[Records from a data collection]
----

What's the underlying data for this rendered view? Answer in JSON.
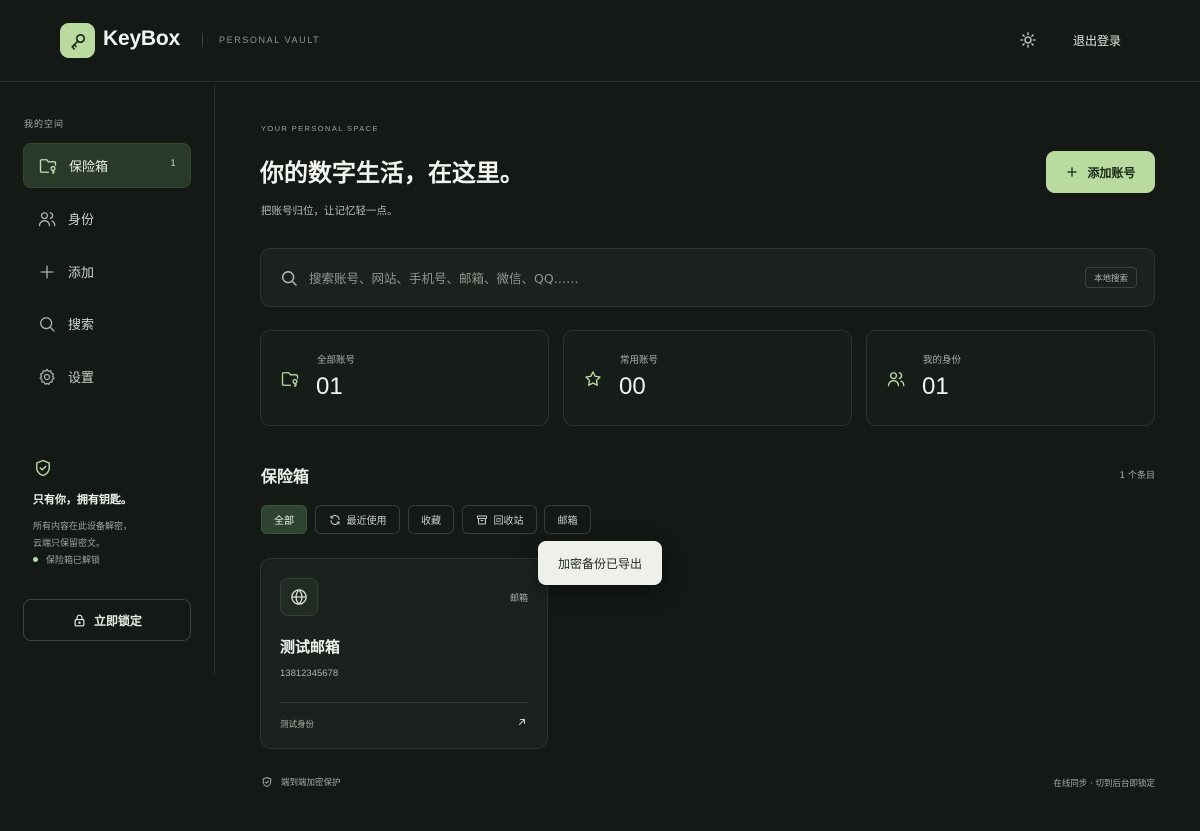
{
  "brand": {
    "name": "KeyBox",
    "subtitle": "PERSONAL VAULT"
  },
  "header": {
    "logout_label": "退出登录",
    "theme_icon": "sun-icon"
  },
  "sidebar": {
    "title": "我的空间",
    "items": [
      {
        "label": "保险箱",
        "count": "1",
        "icon": "folder-key-icon"
      },
      {
        "label": "身份",
        "icon": "users-icon"
      },
      {
        "label": "添加",
        "icon": "plus-icon"
      },
      {
        "label": "搜索",
        "icon": "search-icon"
      },
      {
        "label": "设置",
        "icon": "gear-icon"
      }
    ],
    "note": {
      "title": "只有你，拥有钥匙。",
      "line1": "所有内容在此设备解密，",
      "line2": "云端只保留密文。",
      "status": "保险箱已解锁"
    },
    "lock_label": "立即锁定"
  },
  "main": {
    "eyebrow": "YOUR PERSONAL SPACE",
    "title": "你的数字生活，在这里。",
    "subtitle": "把账号归位，让记忆轻一点。",
    "add_label": "添加账号",
    "search": {
      "placeholder": "搜索账号、网站、手机号、邮箱、微信、QQ……",
      "tag": "本地搜索"
    },
    "stats": [
      {
        "label": "全部账号",
        "value": "01",
        "icon": "folder-key-icon"
      },
      {
        "label": "常用账号",
        "value": "00",
        "icon": "star-icon"
      },
      {
        "label": "我的身份",
        "value": "01",
        "icon": "users-icon"
      }
    ],
    "section": {
      "title": "保险箱",
      "count": "1 个条目"
    },
    "filters": [
      {
        "label": "全部"
      },
      {
        "label": "最近使用",
        "icon": "refresh-icon"
      },
      {
        "label": "收藏"
      },
      {
        "label": "回收站",
        "icon": "archive-icon"
      },
      {
        "label": "邮箱"
      }
    ],
    "toast": "加密备份已导出",
    "card": {
      "type": "邮箱",
      "title": "测试邮箱",
      "phone": "13812345678",
      "identity": "测试身份",
      "icon": "globe-icon"
    },
    "footer": {
      "left": "端到端加密保护",
      "right": "在线同步 · 切到后台即锁定"
    }
  },
  "colors": {
    "accent": "#b9dba0",
    "background": "#141915",
    "active_nav": "#2a3a29"
  }
}
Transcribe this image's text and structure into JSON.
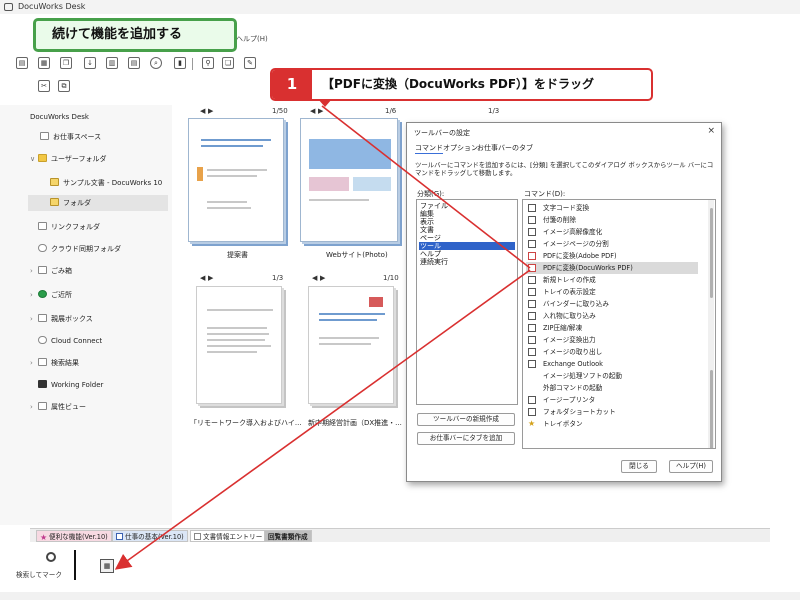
{
  "app": {
    "title": "DocuWorks Desk",
    "menu_tail": "ヘルプ(H)"
  },
  "callouts": {
    "green": "続けて機能を追加する",
    "red_number": "1",
    "red_text": "【PDFに変換（DocuWorks PDF）】をドラッグ"
  },
  "sidebar": {
    "items": [
      {
        "label": "DocuWorks Desk"
      },
      {
        "label": "お仕事スペース"
      },
      {
        "label": "ユーザーフォルダ"
      },
      {
        "label": "サンプル文書 - DocuWorks 10"
      },
      {
        "label": "フォルダ"
      },
      {
        "label": "リンクフォルダ"
      },
      {
        "label": "クラウド同期フォルダ"
      },
      {
        "label": "ごみ箱"
      },
      {
        "label": "ご近所"
      },
      {
        "label": "親展ボックス"
      },
      {
        "label": "Cloud Connect"
      },
      {
        "label": "検索結果"
      },
      {
        "label": "Working Folder"
      },
      {
        "label": "属性ビュー"
      }
    ]
  },
  "documents": [
    {
      "pager": "1/50",
      "label": "提案書"
    },
    {
      "pager": "1/6",
      "label": "Webサイト(Photo)"
    },
    {
      "pager": "1/3",
      "label": ""
    },
    {
      "pager": "1/3",
      "label": "「リモートワーク導入およびハイ..."
    },
    {
      "pager": "1/10",
      "label": "新中期経営計画（DX推進・..."
    }
  ],
  "dialog": {
    "title": "ツールバーの設定",
    "close": "×",
    "tabs": [
      "コマンド",
      "オプション",
      "お仕事バーのタブ"
    ],
    "description": "ツールバーにコマンドを追加するには、[分類] を選択してこのダイアログ ボックスからツール バーにコマンドをドラッグして移動します。",
    "category_label": "分類(G):",
    "command_label": "コマンド(D):",
    "categories": [
      "ファイル",
      "編集",
      "表示",
      "文書",
      "ページ",
      "ツール",
      "ヘルプ",
      "連続実行"
    ],
    "selected_category": "ツール",
    "commands": [
      {
        "label": "文字コード変換",
        "icon": "doc-icon"
      },
      {
        "label": "付箋の削除",
        "icon": "note-icon"
      },
      {
        "label": "イメージ高解像度化",
        "icon": "image-icon"
      },
      {
        "label": "イメージページの分割",
        "icon": "split-icon"
      },
      {
        "label": "PDFに変換(Adobe PDF)",
        "icon": "pdf-icon"
      },
      {
        "label": "PDFに変換(DocuWorks PDF)",
        "icon": "pdf-icon"
      },
      {
        "label": "新規トレイの作成",
        "icon": "tray-icon"
      },
      {
        "label": "トレイの表示設定",
        "icon": "tray-icon"
      },
      {
        "label": "バインダーに取り込み",
        "icon": "binder-icon"
      },
      {
        "label": "入れ物に取り込み",
        "icon": "box-icon"
      },
      {
        "label": "ZIP圧縮/解凍",
        "icon": "zip-icon"
      },
      {
        "label": "イメージ変換出力",
        "icon": "image-icon"
      },
      {
        "label": "イメージの取り出し",
        "icon": "image-icon"
      },
      {
        "label": "Exchange Outlook",
        "icon": "mail-icon"
      },
      {
        "label": "イメージ処理ソフトの起動",
        "icon": "blank"
      },
      {
        "label": "外部コマンドの起動",
        "icon": "blank"
      },
      {
        "label": "イージープリンタ",
        "icon": "printer-icon"
      },
      {
        "label": "フォルダショートカット",
        "icon": "folder-icon"
      },
      {
        "label": "トレイボタン",
        "icon": "star-icon"
      }
    ],
    "selected_command": "PDFに変換(DocuWorks PDF)",
    "new_toolbar_button": "ツールバーの新規作成",
    "add_tab_button": "お仕事バーにタブを追加",
    "close_button": "閉じる",
    "help_button": "ヘルプ(H)"
  },
  "bottom_tabs": [
    {
      "label": "便利な機能(Ver.10)",
      "style": "pink"
    },
    {
      "label": "仕事の基本(Ver.10)",
      "style": "blue"
    },
    {
      "label": "文書情報エントリー",
      "style": "plain"
    },
    {
      "label": "回覧書類作成",
      "style": "active"
    }
  ],
  "bottom_panel": {
    "search_label": "検索してマーク"
  },
  "colors": {
    "callout_red": "#d93030",
    "callout_green_border": "#47a04a",
    "selection_blue": "#2f63c9"
  }
}
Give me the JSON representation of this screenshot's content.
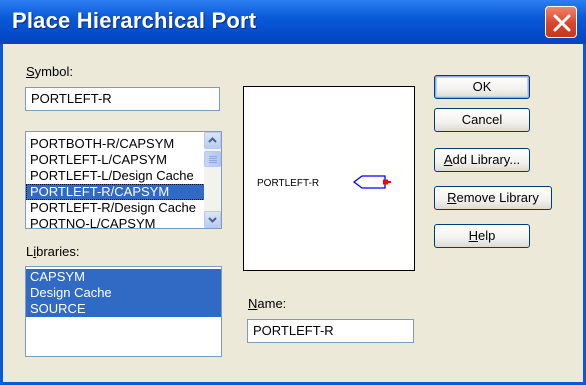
{
  "window": {
    "title": "Place Hierarchical Port"
  },
  "symbol": {
    "label_prefix": "",
    "label_mnemonic": "S",
    "label_rest": "ymbol:",
    "value": "PORTLEFT-R",
    "list": [
      {
        "label": "PORTBOTH-R/CAPSYM",
        "selected": false
      },
      {
        "label": "PORTLEFT-L/CAPSYM",
        "selected": false
      },
      {
        "label": "PORTLEFT-L/Design Cache",
        "selected": false
      },
      {
        "label": "PORTLEFT-R/CAPSYM",
        "selected": true
      },
      {
        "label": "PORTLEFT-R/Design Cache",
        "selected": false
      },
      {
        "label": "PORTNO-L/CAPSYM",
        "selected": false
      }
    ]
  },
  "libraries": {
    "label_prefix": "L",
    "label_mnemonic": "i",
    "label_rest": "braries:",
    "items": [
      {
        "label": "CAPSYM",
        "selected": true
      },
      {
        "label": "Design Cache",
        "selected": true
      },
      {
        "label": "SOURCE",
        "selected": true
      }
    ]
  },
  "preview": {
    "port_name": "PORTLEFT-R",
    "port_color": "#ff0000",
    "outline_color": "#0000ff"
  },
  "name": {
    "label_prefix": "",
    "label_mnemonic": "N",
    "label_rest": "ame:",
    "value": "PORTLEFT-R"
  },
  "buttons": {
    "ok": "OK",
    "cancel": "Cancel",
    "add_library_pre": "",
    "add_library_mn": "A",
    "add_library_rest": "dd Library...",
    "remove_library_pre": "",
    "remove_library_mn": "R",
    "remove_library_rest": "emove Library",
    "help_pre": "",
    "help_mn": "H",
    "help_rest": "elp"
  }
}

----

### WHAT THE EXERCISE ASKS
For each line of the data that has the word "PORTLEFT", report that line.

### OUTPUT
    "value": "PORTLEFT-R",
        "label": "PORTLEFT-L/CAPSYM",
        "label": "PORTLEFT-L/Design Cache",
        "label": "PORTLEFT-R/CAPSYM",
        "label": "PORTLEFT-R/Design Cache",
    "port_name": "PORTLEFT-R",
    "value": "PORTLEFT-R"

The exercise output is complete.